■ **EXERCISE DETAILS**:
Pictures aside, return all of the records exactly as they stand.

▬▬▬▬▬▬

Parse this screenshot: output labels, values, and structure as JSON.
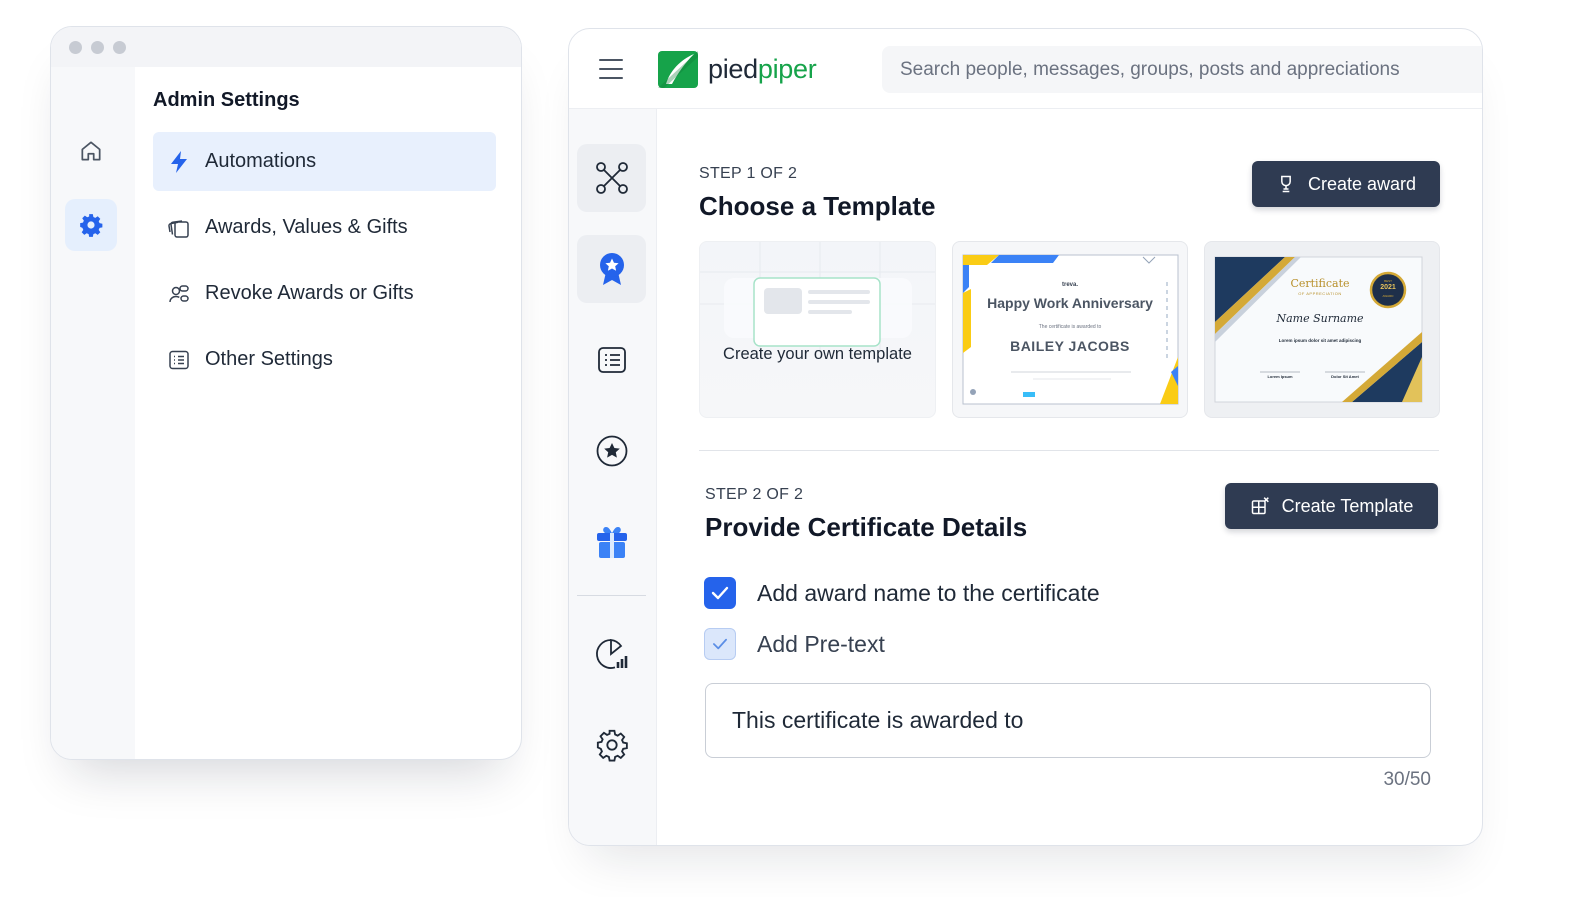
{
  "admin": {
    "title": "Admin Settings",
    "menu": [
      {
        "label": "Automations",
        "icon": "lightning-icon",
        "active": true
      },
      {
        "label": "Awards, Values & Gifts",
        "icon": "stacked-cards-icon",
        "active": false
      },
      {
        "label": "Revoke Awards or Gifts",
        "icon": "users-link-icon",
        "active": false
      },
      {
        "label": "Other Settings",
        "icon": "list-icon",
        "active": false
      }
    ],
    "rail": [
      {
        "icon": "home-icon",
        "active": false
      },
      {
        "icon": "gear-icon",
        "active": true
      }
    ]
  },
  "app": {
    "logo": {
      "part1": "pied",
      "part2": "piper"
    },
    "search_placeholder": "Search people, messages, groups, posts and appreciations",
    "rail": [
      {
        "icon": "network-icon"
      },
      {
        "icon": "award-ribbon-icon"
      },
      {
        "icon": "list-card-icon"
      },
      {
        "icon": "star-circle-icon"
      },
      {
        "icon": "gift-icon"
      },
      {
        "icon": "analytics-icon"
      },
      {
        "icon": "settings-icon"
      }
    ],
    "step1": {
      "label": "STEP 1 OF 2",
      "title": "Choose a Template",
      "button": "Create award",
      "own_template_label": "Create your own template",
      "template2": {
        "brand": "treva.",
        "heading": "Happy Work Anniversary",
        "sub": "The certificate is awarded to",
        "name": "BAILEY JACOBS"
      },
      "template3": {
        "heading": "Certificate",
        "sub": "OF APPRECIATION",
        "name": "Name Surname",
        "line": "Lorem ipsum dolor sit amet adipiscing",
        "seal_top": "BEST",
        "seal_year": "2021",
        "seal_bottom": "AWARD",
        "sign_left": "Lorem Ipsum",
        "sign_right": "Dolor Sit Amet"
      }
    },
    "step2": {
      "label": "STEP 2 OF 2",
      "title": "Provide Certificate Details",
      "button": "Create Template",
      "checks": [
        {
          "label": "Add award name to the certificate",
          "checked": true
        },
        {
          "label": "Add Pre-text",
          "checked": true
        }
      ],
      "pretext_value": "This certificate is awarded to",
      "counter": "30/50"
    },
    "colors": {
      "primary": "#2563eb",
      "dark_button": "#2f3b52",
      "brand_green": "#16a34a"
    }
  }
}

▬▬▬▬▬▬

■ **TASK RESULT**:
Parse this screenshot: output labels, values, and structure as JSON.
{
  "admin": {
    "title": "Admin Settings",
    "menu": [
      {
        "label": "Automations",
        "icon": "lightning-icon",
        "active": true
      },
      {
        "label": "Awards, Values & Gifts",
        "icon": "stacked-cards-icon",
        "active": false
      },
      {
        "label": "Revoke Awards or Gifts",
        "icon": "users-link-icon",
        "active": false
      },
      {
        "label": "Other Settings",
        "icon": "list-icon",
        "active": false
      }
    ],
    "rail": [
      {
        "icon": "home-icon",
        "active": false
      },
      {
        "icon": "gear-icon",
        "active": true
      }
    ]
  },
  "app": {
    "logo": {
      "part1": "pied",
      "part2": "piper"
    },
    "search_placeholder": "Search people, messages, groups, posts and appreciations",
    "rail": [
      {
        "icon": "network-icon"
      },
      {
        "icon": "award-ribbon-icon"
      },
      {
        "icon": "list-card-icon"
      },
      {
        "icon": "star-circle-icon"
      },
      {
        "icon": "gift-icon"
      },
      {
        "icon": "analytics-icon"
      },
      {
        "icon": "settings-icon"
      }
    ],
    "step1": {
      "label": "STEP 1 OF 2",
      "title": "Choose a Template",
      "button": "Create award",
      "own_template_label": "Create your own template",
      "template2": {
        "brand": "treva.",
        "heading": "Happy Work Anniversary",
        "sub": "The certificate is awarded to",
        "name": "BAILEY JACOBS"
      },
      "template3": {
        "heading": "Certificate",
        "sub": "OF APPRECIATION",
        "name": "Name Surname",
        "line": "Lorem ipsum dolor sit amet adipiscing",
        "seal_top": "BEST",
        "seal_year": "2021",
        "seal_bottom": "AWARD",
        "sign_left": "Lorem Ipsum",
        "sign_right": "Dolor Sit Amet"
      }
    },
    "step2": {
      "label": "STEP 2 OF 2",
      "title": "Provide Certificate Details",
      "button": "Create Template",
      "checks": [
        {
          "label": "Add award name to the certificate",
          "checked": true
        },
        {
          "label": "Add Pre-text",
          "checked": true
        }
      ],
      "pretext_value": "This certificate is awarded to",
      "counter": "30/50"
    },
    "colors": {
      "primary": "#2563eb",
      "dark_button": "#2f3b52",
      "brand_green": "#16a34a"
    }
  }
}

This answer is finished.